Lake Hills Renter said...

Snoqualmie to Seattle proper would be a bit much for my tastes. I could see living in the Preston or Fall City area if you worked on the Eastside, but downtown would be tough.

I still hope people aren't commuting from near Darrington to Seattle...

jcricket said...

I still hope people aren't commuting from near Darrington to Seattle...

I know a couple of people who commute from past Poulsbo to downtown Seattle. They're always talking about the wonderful "quality of life" where they live. When do they get to enjoy that when their daily commute is 4+ hours round-trip?
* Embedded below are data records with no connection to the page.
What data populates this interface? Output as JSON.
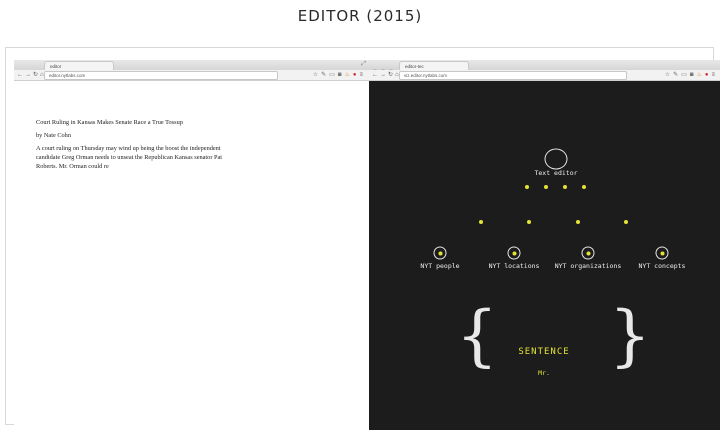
{
  "page_title": "EDITOR (2015)",
  "left_window": {
    "tab_title": "editor",
    "url": "editor.nytlabs.com",
    "nav_icons": [
      "back-icon",
      "forward-icon",
      "reload-icon",
      "home-icon"
    ],
    "article": {
      "headline": "Court Ruling in Kansas Makes Senate Race a True Tossup",
      "byline": "by Nate Cohn",
      "body": "A court ruling on Thursday may wind up being the boost the independent candidate Greg Orman needs to unseat the Republican Kansas senator Pat Roberts. Mr. Orman could re"
    }
  },
  "right_window": {
    "tab_title": "editor-tec",
    "url": "viz.editor.nytlabs.com",
    "visualization": {
      "root_label": "Text editor",
      "categories": [
        "NYT people",
        "NYT locations",
        "NYT organizations",
        "NYT concepts"
      ],
      "sentence_title": "SENTENCE",
      "sentence_word": "Mr."
    }
  },
  "colors": {
    "viz_background": "#1c1c1c",
    "accent_yellow": "#e3e334",
    "mac_red": "#ec5f57",
    "mac_yellow": "#f4bd4f",
    "mac_green": "#5fc453"
  }
}
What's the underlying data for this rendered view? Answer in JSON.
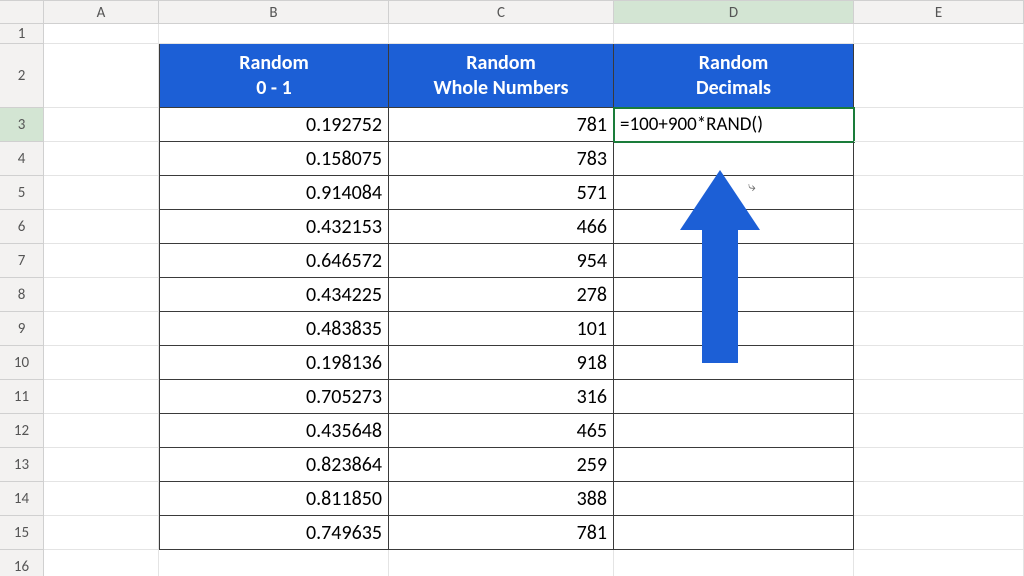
{
  "columns": [
    "A",
    "B",
    "C",
    "D",
    "E"
  ],
  "active_column": "D",
  "active_row": 3,
  "row_count": 16,
  "header_row_height": 64,
  "data_row_height": 34,
  "narrow_row_height": 20,
  "headers": {
    "B": {
      "line1": "Random",
      "line2": "0 - 1"
    },
    "C": {
      "line1": "Random",
      "line2": "Whole Numbers"
    },
    "D": {
      "line1": "Random",
      "line2": "Decimals"
    }
  },
  "formula_cell": {
    "ref": "D3",
    "text": "=100+900*RAND()"
  },
  "data": {
    "B": [
      "0.192752",
      "0.158075",
      "0.914084",
      "0.432153",
      "0.646572",
      "0.434225",
      "0.483835",
      "0.198136",
      "0.705273",
      "0.435648",
      "0.823864",
      "0.811850",
      "0.749635"
    ],
    "C": [
      "781",
      "783",
      "571",
      "466",
      "954",
      "278",
      "101",
      "918",
      "316",
      "465",
      "259",
      "388",
      "781"
    ]
  },
  "cursor_glyph": "↵",
  "chart_data": {
    "type": "table",
    "columns": [
      "Random 0 - 1",
      "Random Whole Numbers",
      "Random Decimals"
    ],
    "rows": [
      [
        0.192752,
        781,
        "=100+900*RAND()"
      ],
      [
        0.158075,
        783,
        null
      ],
      [
        0.914084,
        571,
        null
      ],
      [
        0.432153,
        466,
        null
      ],
      [
        0.646572,
        954,
        null
      ],
      [
        0.434225,
        278,
        null
      ],
      [
        0.483835,
        101,
        null
      ],
      [
        0.198136,
        918,
        null
      ],
      [
        0.705273,
        316,
        null
      ],
      [
        0.435648,
        465,
        null
      ],
      [
        0.823864,
        259,
        null
      ],
      [
        0.81185,
        388,
        null
      ],
      [
        0.749635,
        781,
        null
      ]
    ]
  }
}
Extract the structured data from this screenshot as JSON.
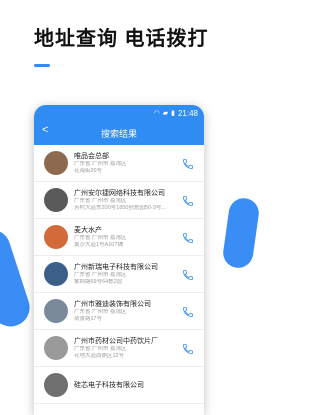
{
  "promo": {
    "title": "地址查询 电话拨打"
  },
  "status_bar": {
    "time": "21:48"
  },
  "nav": {
    "title": "搜索结果",
    "back_icon": "chevron-left-icon"
  },
  "colors": {
    "accent": "#2e8cf2",
    "call": "#2f8cf0"
  },
  "results": [
    {
      "name": "唯品会总部",
      "line1": "广东省 广州市 荔湾区",
      "line2": "花海街20号",
      "thumb": "#8c6a4f"
    },
    {
      "name": "广州安尔捷网络科技有限公司",
      "line1": "广东省 广州市 荔湾区",
      "line2": "芳村大道东200号1850创意园50-3号...",
      "thumb": "#5a5a5a"
    },
    {
      "name": "麦大水产",
      "line1": "广东省 广州市 荔湾区",
      "line2": "黄沙大道1号A107铺",
      "thumb": "#d26a3a"
    },
    {
      "name": "广州新瑞电子科技有限公司",
      "line1": "广东省 广州市 荔湾区",
      "line2": "紫荆路69号64栋2层",
      "thumb": "#3c5f8a"
    },
    {
      "name": "广州市雅迪装饰有限公司",
      "line1": "广东省 广州市 荔湾区",
      "line2": "荷景路17号",
      "thumb": "#7b8a9a"
    },
    {
      "name": "广州市药材公司中药饮片厂",
      "line1": "广东省 广州市 荔湾区",
      "line2": "花地大道西侧区12号",
      "thumb": "#9a9a9a"
    },
    {
      "name": "硅芯电子科技有限公司",
      "line1": "",
      "line2": "",
      "thumb": "#6f6f6f"
    }
  ]
}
And, as much as I knock the quality of Quadrant homes (and they do suck), they have some of the highest profits in the industry. They get those profits mainly by doing the bare minimum required by code to get occupancy and making everything else (including things like base-molding) an "add-on" where the profit really comes in. I admire their chutzpah, even if the homes will fall apart in 10 years!

I'm personally too dour and candyassed in nature to handle a $380K mortgage over thirty more years.

A $380k mortgage isn't really that bad, at least with the low interest rates of the last 5 years. I locked in at a point where my mortgage payment will stay definitely at or below what it would cost me to rent a similarly sized house (and not in as nice a neighborhood). Property taxes and insurance are higher, than renting, of course, but I'm pretty comfortable with that sized mortgage.

What shocks me is the people in my same income bracket (and I'm in the upper 1/4th) who have a $800k mortgage. How they afford that I'll never know.

biliruben said...

I have a friend who bought a 1.7 million fixer a few years ago. Even with two 6-figure salaries feeding their Jumbo and variable rate second, they sweat every basis-point increase.

The other side of the coin is that it's in Laurelhurst, on the water, and now zillows at $2.7m.

I tell him to find a sucker and retire, but he won't listen.

Christina said...

A $380k mortgage isn't really that bad, at least with the low interest rates of the last 5 years. I locked in at a point where my mortgage payment will stay definitely at or below what it would cost me to rent a similarly sized house (and not in as nice a neighborhood). Property taxes and insurance are higher, than renting, of course, but I'm pretty comfortable with that sized mortgage.

I did too -- my mortgage is at 5% fixed. I'm in the top 25% for household incomes nationwide, but apparently somewhere in the middle third as far as Seattle goes.

Comfort varies. A $380K mortgage isn't bad compared to $800K, but is scary-high compared to a $160K mortgage. In some parts of the country a $160K mortgage means high living.

I wonder if a blog entry has been made about Location Efficient Mortgages (LEM). Location Efficient Mortgages allow people to buy more expensive homes than they normally would be able by factoring the money they'll save on transportation costs. Seattle, as well as two other bubble markets Los Angeles and San Francisco, has LEMs available.

jcricket said...

Comfort varies. A $380K mortgage isn't bad compared to $800K, but is scary-high compared to a $160K mortgage. In some parts of the country a $160K mortgage means high living.

True. But given the standard 20% down formula, I'm not sure what I could live in near Seattle for $200k. That's less than the first house I bought back in 1998 (and that was a fairly small place). I'm willing to carry the larger mortgage for the trade-off in housing quality/quantity. We also bought a fixer, did a lot of work, and bought before the recent run-up, so our mortgage is considerably lower than the current "value" of houses in the neighborhood.

BTW, that LEM idea is awesome! I know that my wife and I drive, combined, the average number of miles most people drive on their own, because we live close in to the City. We also save on insurance because of that. I only have a very small commute, and almost everything else we do is no more than 5 miles away. We're almost capable of getting by on one vehicle, but with the kids we haven't figured out how it would be realistic. It's about time someone factored that into something besides insurance.